Which smoking cessation strategy works best? There is no single answer, according the researchers. The effectiveness of a strategy depends on the smoker’s genetic make up and his or her smoking habits. This is probably the reason why kicking the habit is so difficult. Recent estimates show that 46 million people in the US are smokers and although 70% of these are trying or have tried to quit, their smoking cessation strategy just didn’t work.
But it is not as hopeless as you might think. Researchers at Duke University Medical Center and the National Institute on Drug Abuse (NIDA) report that by combining the information on a smoker’s genetics and smoking habits, a personalized approach to smoking cessation can be developed. And they predict that this strategy is just 3 to 5 years away.
According to Dr. Jed Rose, director of Duke’s Center for Nicotine and Smoking Cessation Research:
“Within three to five years, it’s conceivable we’ll have a practical test that could take the guesswork out of choosing a smoking-cessation therapy. It could be used by clinicians to guide the selection of treatment and appropriate dose for each smoker, and hopefully increase cessation success rates.”
Genomic studies scanned more than 520,000 genetic markers and identified a few which seem to be responsible for individual response to specific smoking cessation treatments. Researchers are looking into combining the information of individual genetic markers into a single “quit success score”, which, together with info on smoking habits and degree of nicotine dependence, can predict the likelihood of successfully quitting and the dose of nicotine patch necessary.
The study looked at 479 cigarette smokers who want to quit. The participants underwent genetic testing and answered questionnaire about their smoking habits. Two doses of nicotine patches, the standard 21 mg and the double strength 42 mg were tested and compared. Results showed that smokers with low quit success score based on genetics and high nicotine dependence can have better success with the high dose nicotine patch whereas those with better scores and less dependence would only require the standard patch.
Other cessation therapies using verenicline or bupropion hydrochloride are also being investigated. Rose continues to explain:
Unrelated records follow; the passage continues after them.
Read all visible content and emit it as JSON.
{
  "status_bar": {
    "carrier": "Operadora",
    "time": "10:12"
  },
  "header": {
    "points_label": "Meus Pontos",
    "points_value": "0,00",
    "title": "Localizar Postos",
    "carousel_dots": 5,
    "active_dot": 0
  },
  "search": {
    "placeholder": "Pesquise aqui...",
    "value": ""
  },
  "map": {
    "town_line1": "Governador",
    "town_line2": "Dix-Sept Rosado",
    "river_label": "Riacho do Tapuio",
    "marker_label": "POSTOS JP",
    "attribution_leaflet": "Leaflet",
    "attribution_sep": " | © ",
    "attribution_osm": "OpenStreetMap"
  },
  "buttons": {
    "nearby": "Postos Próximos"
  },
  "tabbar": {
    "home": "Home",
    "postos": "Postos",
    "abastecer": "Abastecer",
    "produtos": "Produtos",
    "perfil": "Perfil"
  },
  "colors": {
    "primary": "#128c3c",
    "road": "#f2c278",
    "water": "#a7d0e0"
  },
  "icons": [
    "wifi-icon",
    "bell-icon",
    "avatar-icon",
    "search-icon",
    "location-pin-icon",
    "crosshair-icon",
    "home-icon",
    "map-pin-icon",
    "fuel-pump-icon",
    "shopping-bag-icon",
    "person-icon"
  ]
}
“Right now there is no treatment algorithm that tells a clinician or smoker which treatment is likely to work for them. That’s what we are trying to do. We want to tailor and give informative guidance to clinicians in terms of what should be tried first to maximize smoking cessation success.”